Tornado Leading Image



With its swirling column of wind, a tornado is one of nature’s most destructive storms. The most powerful tornadoes can rip houses from the ground, throw cars in the air, flip trains, and topple trees.

What causes tornadoes? How do scientists study them?

Let’s find out.

A Tornado is Coming!

Location of Greensburg, Kansas on a globe.

On a spring night in 2007, disaster struck Greensburg, a small town in Kansas. Shortly before 10 p.m., a warning was issued that a mile-wide tornado was approaching. And it wasn’t just any tornado. With winds estimated to be more than 320 kilometers (200 miles) per hour, it was a category EF5, the most powerful there is.

Stop sign warped by tornado.

A tornado’s powerful winds can bend a stop sign.

The warning sirens gave most people the time they needed to escape to their basements and storm shelters. But few structures can withstand an EF5 tornado. In less than ten minutes, the storm ripped the town to shreds. Once the fury had passed, people climbed through the rubble. They found their homes crushed, or simply torn away. Ten lives were lost, and 95% of the town’s structures were damaged or destroyed.

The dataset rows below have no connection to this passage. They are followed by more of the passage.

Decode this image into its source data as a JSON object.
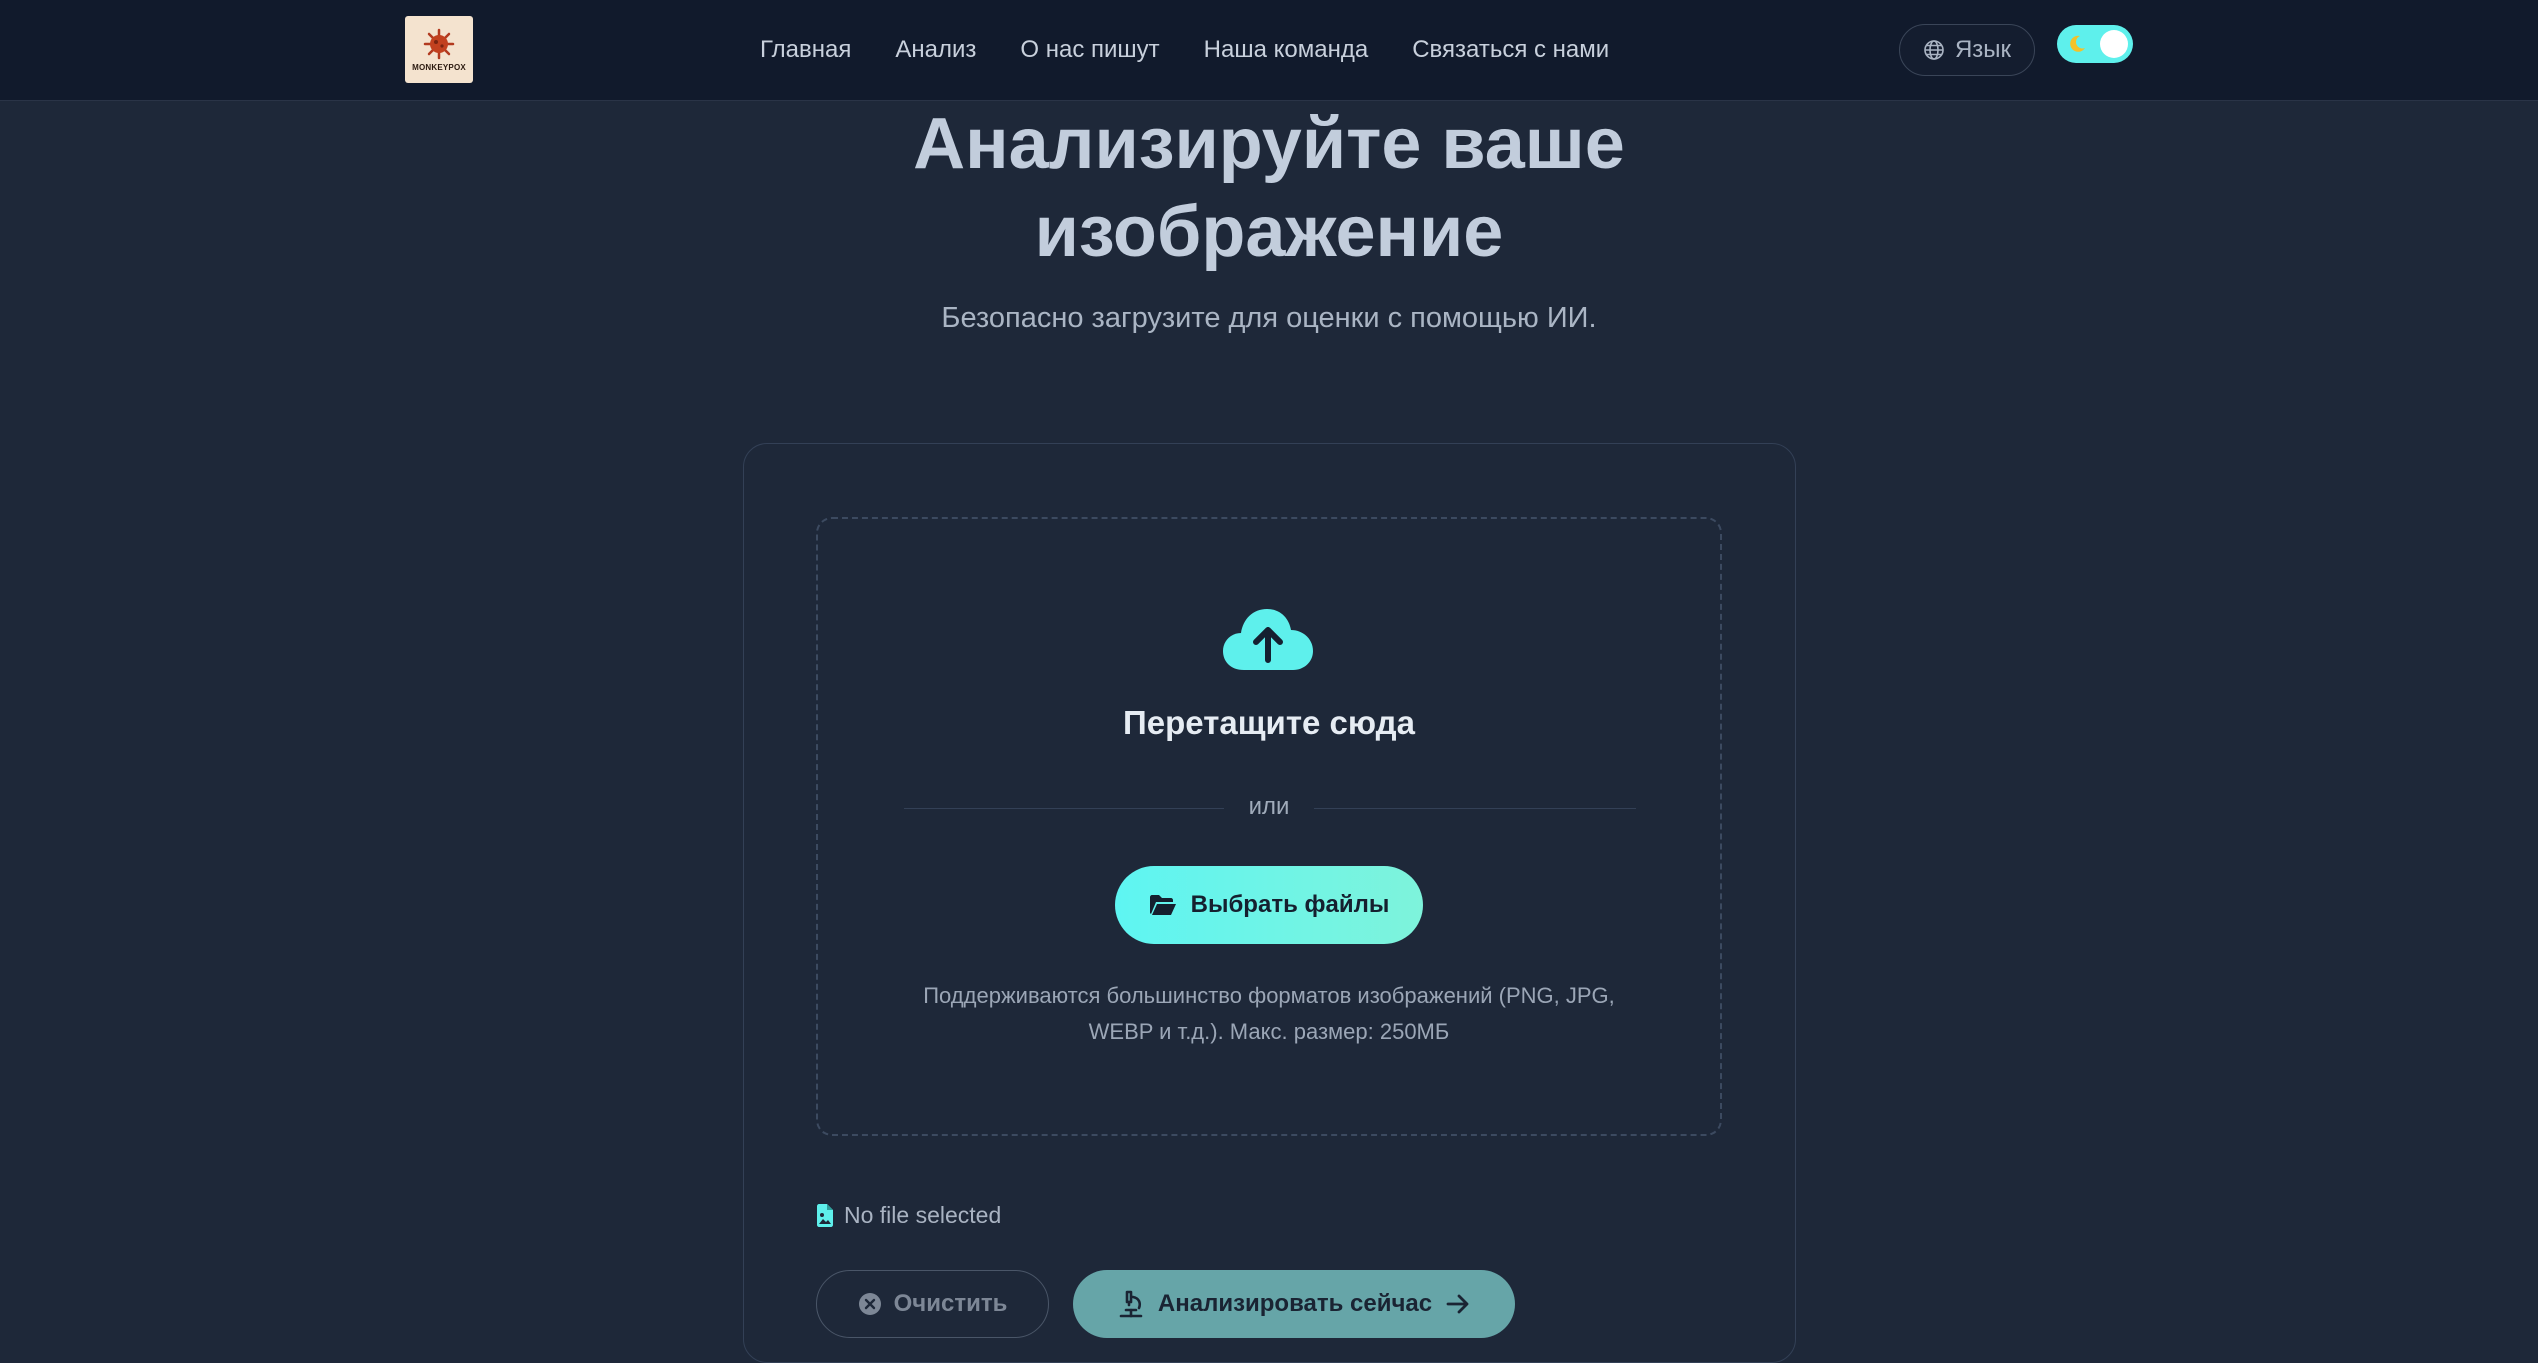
{
  "logo": {
    "text": "MONKEYPOX"
  },
  "nav": {
    "links": [
      "Главная",
      "Анализ",
      "О нас пишут",
      "Наша команда",
      "Связаться с нами"
    ],
    "language_label": "Язык"
  },
  "hero": {
    "title_line1": "Анализируйте ваше",
    "title_line2": "изображение",
    "subtitle": "Безопасно загрузите для оценки с помощью ИИ."
  },
  "upload": {
    "drop_title": "Перетащите сюда",
    "divider_text": "или",
    "choose_button": "Выбрать файлы",
    "formats_line1": "Поддерживаются большинство форматов изображений (PNG, JPG,",
    "formats_line2": "WEBP и т.д.). Макс. размер: 250МБ",
    "file_status": "No file selected",
    "clear_button": "Очистить",
    "analyze_button": "Анализировать сейчас"
  },
  "colors": {
    "accent": "#5ef5f2",
    "background": "#1e2839",
    "navbar": "#111a2c"
  },
  "icons": {
    "logo": "virus-icon",
    "language": "globe-icon",
    "theme": "moon-icon",
    "upload": "cloud-upload-icon",
    "choose": "folder-open-icon",
    "file": "file-image-icon",
    "clear": "circle-x-icon",
    "analyze": "microscope-icon",
    "arrow": "arrow-right-icon"
  }
}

House destroyed by Greensburg tornado.

The tornado destroyed much of the town. Many people had to find other places to live until their homes were rebuilt.

“I’m in downtown Greensburg. There’s really nothing left.”

How does a tornado form? 

All tornadoes start from thunderstorms. But not all thunderstorms produce tornadoes. It takes just the right conditions for a tornado to form. 

Map of Tornado Alley

More than 75% of all tornadoes in the world take place in “Tornado Alley,” an area that spans eight states in the Central U.S. This region has just the right conditions for thunderstorms to form: cool, dry air from the Arctic mixing with warm, humid air from the Gulf of Mexico, combined with warm, dry air from the southwest.

Explore how a tornado forms.

Wind shear cutting across large thunderclouds.

Thunderstorms form when warm, wet air rises and mixes with cool, dry air above.

A thunderstorm showing hot air rising and cool air falling through the middle.

Some storms get stronger because of wind shear, when winds at higher altitudes move faster and in a different direction than winds at lower altitudes. Wind shear makes the storm tilt and rotate.

Illustration of a wall cloud forming near a farm.

If a storm is strong enough, more warm air gets swept up into the storm cloud. At the same time, falling cool air produces a small cloud called a wall cloud.

Illustration of a funnel cloud emerging from the wall cloud.

Inside the wall cloud, a funnel cloud forms and extends towards the ground. It causes air on the ground to rotate, and begin to rip up the earth.

Illustration of a tornado touching down near a farm.

When the funnel cloud meets the churning air near the ground, it becomes a tornado. When the updrafts lose energy, the tornado does too, and it slowly disappears.

How do scientists forecast tornadoes?

Meteorologists use radar to track severe storms like tornadoes. Radar works by detecting precipitation in a storm. The radar unit sends out radio waves that bounce off the raindrops, hail, or snow. The amount of time it takes for the wave to return tells meteorologists how far away the storm is. Radar provides detailed, up-to-the-minute information about the storm’s path. And when scientists see that winds are blowing raindrops in a circular pattern, they know a tornado might be forming.

Doppler Radar of Tornado

This Doppler radar map shows the area around Greensburg right before the tornado stuck. See the red and pink areas? They indicate higher precipitation than the green areas. The map also shows rotation and changing wind directions within a small area. Based on this data, meteorologists were able to identify the tornado.

A system of tornado watches and warnings is used to alert the public to danger. A tornado “watch” means thunderstorm conditions exist that could start a tornado. A “warning” means a tornado has already formed and been spotted. This system gives people in the storm’s path time to get to safety.

Preparing for a disaster

KNOW what types of disasters could happen in your community. Know the warning signals and evacuation plans.

PREPARE a disaster plan for your family that includes where to meet, who to call, and what to do with pets.

PRACTICE your plan to make sure everyone knows what to do.

KEEP a disaster supply kit on hand.

inforgraphic showing water bottles, a sleeping back, transistor radio, a change of clothing and shoes, batteries, keys, money, food, medicines

A disaster supply kit should include:

  A three-day supply of water—one gallon per person, per day
  Enough non-perishable food for three days
  One change of clothing and shoes per person
  Medications
  Blankets and sleeping bags
  A first-aid kit
  Flashlight and extra batteries
  Battery-powered radio
  Extra set of car keys and a credit card or cash

Image Credits:

aerial view of Greensburg, © Greg Henshall/FEMA; stop sign, image Courtesy of The Field Museum; destroyed house, photo by Michael Raphael/FEMA; Doppler radar, courtesy of NOAA.